Your task: All of the listing must be given again exactly, except that the images are dropped.

Records for this task:
──────
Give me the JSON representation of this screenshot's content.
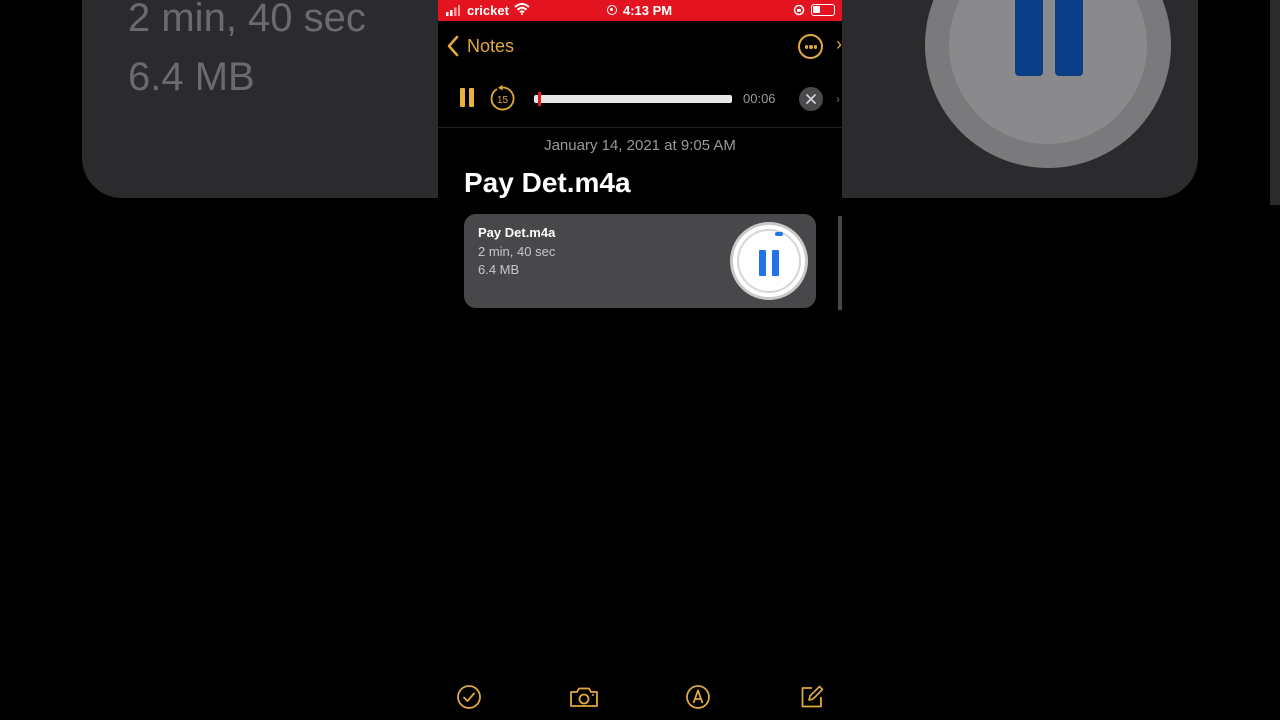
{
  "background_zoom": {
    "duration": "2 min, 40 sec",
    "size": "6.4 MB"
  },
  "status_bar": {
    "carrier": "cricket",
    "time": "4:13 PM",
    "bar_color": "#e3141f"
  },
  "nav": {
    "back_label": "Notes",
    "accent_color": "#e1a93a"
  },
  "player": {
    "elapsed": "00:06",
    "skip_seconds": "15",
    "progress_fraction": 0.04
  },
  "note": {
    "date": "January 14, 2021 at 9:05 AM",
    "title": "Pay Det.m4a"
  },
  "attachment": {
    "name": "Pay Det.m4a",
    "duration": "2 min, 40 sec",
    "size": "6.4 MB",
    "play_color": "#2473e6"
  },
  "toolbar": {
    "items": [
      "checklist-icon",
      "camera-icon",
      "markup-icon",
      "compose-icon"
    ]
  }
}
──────
Answer to the problem:
Give me the JSON representation of this screenshot's content.
{
  "background_zoom": {
    "duration": "2 min, 40 sec",
    "size": "6.4 MB"
  },
  "status_bar": {
    "carrier": "cricket",
    "time": "4:13 PM",
    "bar_color": "#e3141f"
  },
  "nav": {
    "back_label": "Notes",
    "accent_color": "#e1a93a"
  },
  "player": {
    "elapsed": "00:06",
    "skip_seconds": "15",
    "progress_fraction": 0.04
  },
  "note": {
    "date": "January 14, 2021 at 9:05 AM",
    "title": "Pay Det.m4a"
  },
  "attachment": {
    "name": "Pay Det.m4a",
    "duration": "2 min, 40 sec",
    "size": "6.4 MB",
    "play_color": "#2473e6"
  },
  "toolbar": {
    "items": [
      "checklist-icon",
      "camera-icon",
      "markup-icon",
      "compose-icon"
    ]
  }
}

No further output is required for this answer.